In days gone by, climate was remarkably rich, but in the present, due to human meddling, natural environments are being overthrown. The use of chemicals, fertilizers and pesticides in crops and other agricultural fields has resulted in the absence of fish in rice fields and the extinction of other natural life forms. Frogs, which were plentiful during the rice season, have considerably reduced in number.

Numerous summer birds that used to hand aground the rice fields have also declined. Local trees, plants and vines are facing extinction due to human unkindness. Today, the sun is so angry that it seems to be spitting fire because of unwanted human behaviour towards nature.

Capitalism, during the past two centuries, has made substantial material progress globally. But the damage it has done to the economy, society, humanity, natural environment and ecology is permanent. Undoubtedly, during the last two centuries, progress has been made, but the cost has been enormous, and deprived countries have been bearing the brunt for years. Capitalism is a system driven by greed and selfishness, which can never be satisfied. It has now rooted itself so deeply that abolishing or controlling is impossible.
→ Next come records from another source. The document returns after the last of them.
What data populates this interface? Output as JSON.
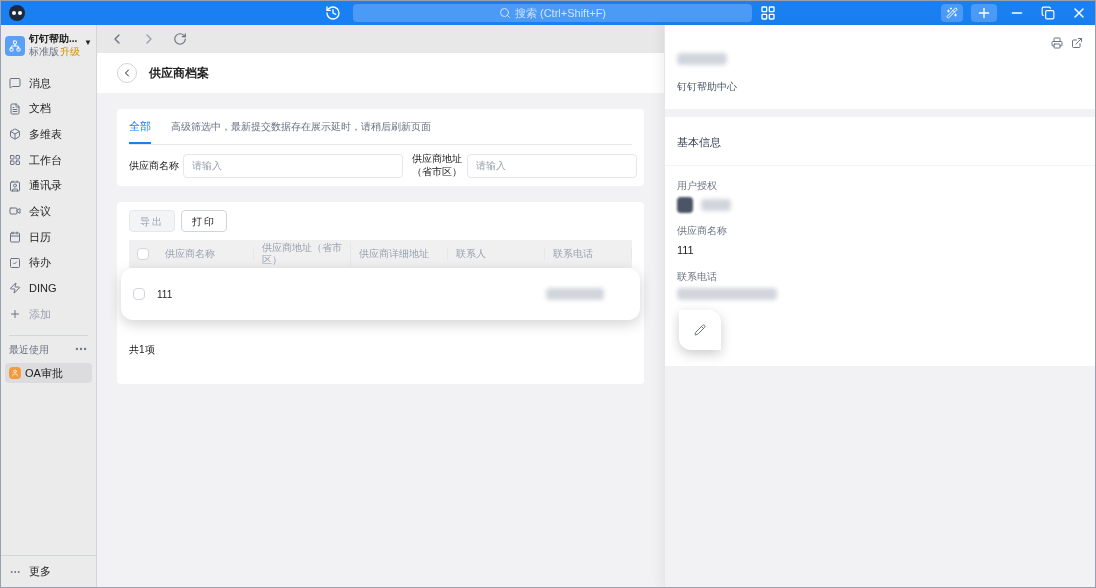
{
  "titlebar": {
    "search_placeholder": "搜索 (Ctrl+Shift+F)"
  },
  "org": {
    "name": "钉钉帮助...",
    "caret": "▼",
    "edition": "标准版",
    "upgrade": "升级"
  },
  "sidebar": {
    "items": [
      {
        "label": "消息",
        "kind": "message",
        "disabled": false
      },
      {
        "label": "文档",
        "kind": "doc",
        "disabled": false
      },
      {
        "label": "多维表",
        "kind": "table",
        "disabled": false
      },
      {
        "label": "工作台",
        "kind": "grid",
        "disabled": false
      },
      {
        "label": "通讯录",
        "kind": "contacts",
        "disabled": false
      },
      {
        "label": "会议",
        "kind": "meeting",
        "disabled": false
      },
      {
        "label": "日历",
        "kind": "calendar",
        "disabled": false
      },
      {
        "label": "待办",
        "kind": "todo",
        "disabled": false
      },
      {
        "label": "DING",
        "kind": "ding",
        "disabled": false
      },
      {
        "label": "添加",
        "kind": "add",
        "disabled": true
      }
    ],
    "recent_title": "最近使用",
    "recent": [
      {
        "label": "OA审批",
        "selected": true
      }
    ],
    "more": "更多"
  },
  "page": {
    "title": "供应商档案",
    "tabs": [
      {
        "label": "全部",
        "selected": true
      }
    ],
    "notice": "高级筛选中，最新提交数据存在展示延时，请稍后刷新页面",
    "filters": [
      {
        "label": "供应商名称",
        "placeholder": "请输入"
      },
      {
        "label": "供应商地址（省市区）",
        "placeholder": "请输入"
      }
    ],
    "buttons": [
      {
        "label": "导出",
        "disabled": true
      },
      {
        "label": "打印",
        "disabled": false
      }
    ],
    "table": {
      "columns": [
        "供应商名称",
        "供应商地址（省市区）",
        "供应商详细地址",
        "联系人",
        "联系电话"
      ],
      "header_checked": false,
      "rows": [
        {
          "cells": [
            "111"
          ],
          "checked": false
        }
      ]
    },
    "total": "共1项"
  },
  "detail": {
    "org": "钉钉帮助中心",
    "section": "基本信息",
    "fields": [
      {
        "label": "用户授权",
        "kind": "user"
      },
      {
        "label": "供应商名称",
        "kind": "text",
        "value": "111"
      },
      {
        "label": "联系电话",
        "kind": "phone"
      }
    ]
  }
}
Therefore, to protect our climate and future generations from extreme weather and natural disasters, we must take self-help measures and adopt ways that ensure their safety.

A poet has beautifully said:

“I had a squirrel and a sparrow, Both left me one day...

I thought, Why not bring them back?

I planted a tree in my house, And a vine at the door,

First the squirrel, and then the sparrow returned.”

The writer is an assistant director, Climate Change Adaptation at the Pakistan Red Crescent Society (PRCS), Islamabad.